In Alcatraz, the solitary confinement cells 9-14 in “D” Block were considered the harshest living conditions for those who refused to obey the rules of the order of prisoners. Their cells were carved out of the wall of the prison which forms the back of their cell. They were only allowed out of their cells for a weekly shower. Their vows were similar to the monks but imposed on them for a similar reason by the prison warden. The rules are for conversion of manners also. Those in solitary confinement lived the contemplative life with opportunity for visions. Robert “Birdman of Alcatraz" Stroud was probably the most famous of the unrepentant residents of D Block.

Anchorites lived in a cell formed from part of a monastery wall. The door to the cell was permanently sealed with bricks and they lived in this cell until they died. Their bodily waste was removed by a chamber pot and they were brought food and fed though a small opening in a common wall. My wife and I visited a church in Ireland that had a cell in the sanctuary wall for an anchorite. St. Julian of Norwich was an anchoress in the medieval period that led a contemplative life and experienced visions. An anchorite was considered a source of spiritual advice and counsel to abbots.

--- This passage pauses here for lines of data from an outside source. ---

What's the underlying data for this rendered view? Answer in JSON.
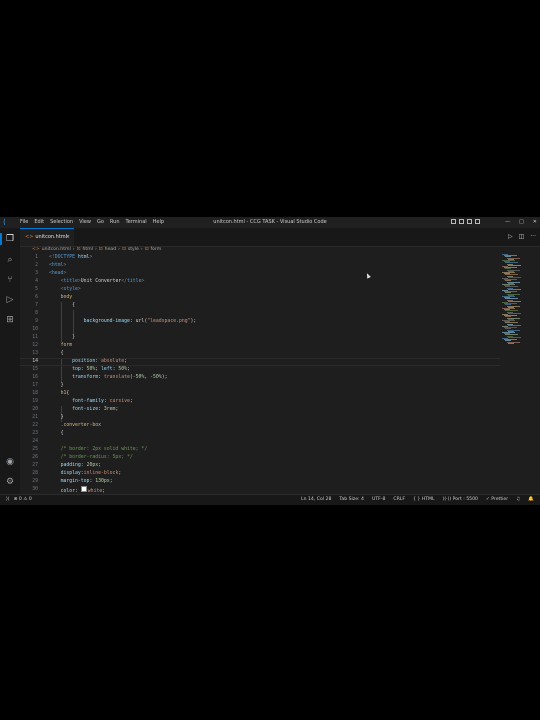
{
  "window": {
    "title": "unitcon.html - CCG TASK - Visual Studio Code",
    "menu": [
      "File",
      "Edit",
      "Selection",
      "View",
      "Go",
      "Run",
      "Terminal",
      "Help"
    ]
  },
  "tab": {
    "name": "unitcon.html",
    "close": "×"
  },
  "breadcrumb": [
    "unitcon.html",
    "html",
    "head",
    "style",
    "form"
  ],
  "code_lines": [
    {
      "n": "1",
      "parts": [
        [
          "punc",
          "<!"
        ],
        [
          "dtype",
          "DOCTYPE"
        ],
        [
          "prop",
          " html"
        ],
        [
          "punc",
          ">"
        ]
      ]
    },
    {
      "n": "2",
      "parts": [
        [
          "punc",
          "<"
        ],
        [
          "tag",
          "html"
        ],
        [
          "punc",
          ">"
        ]
      ]
    },
    {
      "n": "3",
      "parts": [
        [
          "punc",
          "<"
        ],
        [
          "tag",
          "head"
        ],
        [
          "punc",
          ">"
        ]
      ]
    },
    {
      "n": "4",
      "parts": [
        [
          "t",
          "    "
        ],
        [
          "punc",
          "<"
        ],
        [
          "tag",
          "title"
        ],
        [
          "punc",
          ">"
        ],
        [
          "t",
          "Unit Converter"
        ],
        [
          "punc",
          "</"
        ],
        [
          "tag",
          "title"
        ],
        [
          "punc",
          ">"
        ]
      ]
    },
    {
      "n": "5",
      "parts": [
        [
          "t",
          "    "
        ],
        [
          "punc",
          "<"
        ],
        [
          "tag",
          "style"
        ],
        [
          "punc",
          ">"
        ]
      ]
    },
    {
      "n": "6",
      "parts": [
        [
          "t",
          "    "
        ],
        [
          "sel",
          "body"
        ]
      ]
    },
    {
      "n": "7",
      "parts": [
        [
          "t",
          "        "
        ],
        [
          "t",
          "{"
        ]
      ]
    },
    {
      "n": "8",
      "parts": []
    },
    {
      "n": "9",
      "parts": [
        [
          "t",
          "            "
        ],
        [
          "prop",
          "background-image"
        ],
        [
          "t",
          ": "
        ],
        [
          "t",
          "url("
        ],
        [
          "val",
          "\"leadspace.png\""
        ],
        [
          "t",
          ");"
        ]
      ]
    },
    {
      "n": "10",
      "parts": []
    },
    {
      "n": "11",
      "parts": [
        [
          "t",
          "        "
        ],
        [
          "t",
          "}"
        ]
      ]
    },
    {
      "n": "12",
      "parts": [
        [
          "t",
          "    "
        ],
        [
          "sel",
          "form"
        ]
      ]
    },
    {
      "n": "13",
      "parts": [
        [
          "t",
          "    "
        ],
        [
          "t",
          "{"
        ]
      ]
    },
    {
      "n": "14",
      "parts": [
        [
          "t",
          "        "
        ],
        [
          "prop",
          "position"
        ],
        [
          "t",
          ": "
        ],
        [
          "val",
          "absolute"
        ],
        [
          "t",
          ";"
        ]
      ]
    },
    {
      "n": "15",
      "parts": [
        [
          "t",
          "        "
        ],
        [
          "prop",
          "top"
        ],
        [
          "t",
          ": "
        ],
        [
          "num",
          "50%"
        ],
        [
          "t",
          "; "
        ],
        [
          "prop",
          "left"
        ],
        [
          "t",
          ": "
        ],
        [
          "num",
          "50%"
        ],
        [
          "t",
          ";"
        ]
      ]
    },
    {
      "n": "16",
      "parts": [
        [
          "t",
          "        "
        ],
        [
          "prop",
          "transform"
        ],
        [
          "t",
          ": "
        ],
        [
          "val",
          "translate"
        ],
        [
          "t",
          "("
        ],
        [
          "num",
          "-50%"
        ],
        [
          "t",
          ", "
        ],
        [
          "num",
          "-50%"
        ],
        [
          "t",
          ");"
        ]
      ]
    },
    {
      "n": "17",
      "parts": [
        [
          "t",
          "    "
        ],
        [
          "t",
          "}"
        ]
      ]
    },
    {
      "n": "18",
      "parts": [
        [
          "t",
          "    "
        ],
        [
          "sel",
          "h1"
        ],
        [
          "t",
          "{"
        ]
      ]
    },
    {
      "n": "19",
      "parts": [
        [
          "t",
          "        "
        ],
        [
          "prop",
          "font-family"
        ],
        [
          "t",
          ": "
        ],
        [
          "val",
          "cursive"
        ],
        [
          "t",
          ";"
        ]
      ]
    },
    {
      "n": "20",
      "parts": [
        [
          "t",
          "        "
        ],
        [
          "prop",
          "font-size"
        ],
        [
          "t",
          ": "
        ],
        [
          "num",
          "3rem"
        ],
        [
          "t",
          ";"
        ]
      ]
    },
    {
      "n": "21",
      "parts": [
        [
          "t",
          "    "
        ],
        [
          "t",
          "}"
        ]
      ]
    },
    {
      "n": "22",
      "parts": [
        [
          "t",
          "    "
        ],
        [
          "sel",
          ".converter-box"
        ]
      ]
    },
    {
      "n": "23",
      "parts": [
        [
          "t",
          "    "
        ],
        [
          "t",
          "{"
        ]
      ]
    },
    {
      "n": "24",
      "parts": []
    },
    {
      "n": "25",
      "parts": [
        [
          "t",
          "    "
        ],
        [
          "cmt",
          "/* border: 2px solid white; */"
        ]
      ]
    },
    {
      "n": "26",
      "parts": [
        [
          "t",
          "    "
        ],
        [
          "cmt",
          "/* border-radius: 5px; */"
        ]
      ]
    },
    {
      "n": "27",
      "parts": [
        [
          "t",
          "    "
        ],
        [
          "prop",
          "padding"
        ],
        [
          "t",
          ": "
        ],
        [
          "num",
          "20px"
        ],
        [
          "t",
          ";"
        ]
      ]
    },
    {
      "n": "28",
      "parts": [
        [
          "t",
          "    "
        ],
        [
          "prop",
          "display"
        ],
        [
          "t",
          ":"
        ],
        [
          "val",
          "inline-block"
        ],
        [
          "t",
          ";"
        ]
      ]
    },
    {
      "n": "29",
      "parts": [
        [
          "t",
          "    "
        ],
        [
          "prop",
          "margin-top"
        ],
        [
          "t",
          ": "
        ],
        [
          "num",
          "130px"
        ],
        [
          "t",
          ";"
        ]
      ]
    },
    {
      "n": "30",
      "parts": [
        [
          "t",
          "    "
        ],
        [
          "prop",
          "color"
        ],
        [
          "t",
          ": "
        ],
        [
          "sw",
          "white"
        ],
        [
          "val",
          "white"
        ],
        [
          "t",
          ";"
        ]
      ]
    }
  ],
  "current_line": "14",
  "status": {
    "problems": "⊗ 0  ⚠ 0",
    "right": [
      "Ln 14, Col 28",
      "Tab Size: 4",
      "UTF-8",
      "CRLF",
      "{ } HTML",
      "((·)) Port : 5500",
      "✓ Prettier",
      "♫",
      "🔔"
    ]
  },
  "icons": {
    "explorer": "files-icon",
    "search": "search-icon",
    "scm": "source-control-icon",
    "run": "run-debug-icon",
    "extensions": "extensions-icon",
    "account": "account-icon",
    "settings": "gear-icon"
  }
}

Some monastics eventually leave the order because they find the life too limiting. Some prisoners return to prison because they find freedom too confining. Each of us lives much of our daily life in a cell of similar dimensions without walls, sometimes with partitions. Are you in prison or are you free? “To know You is eternal life and to serve You is perfect freedom.” (Book of Common Prayer, from "A Collect for Peace” p. 99). Amen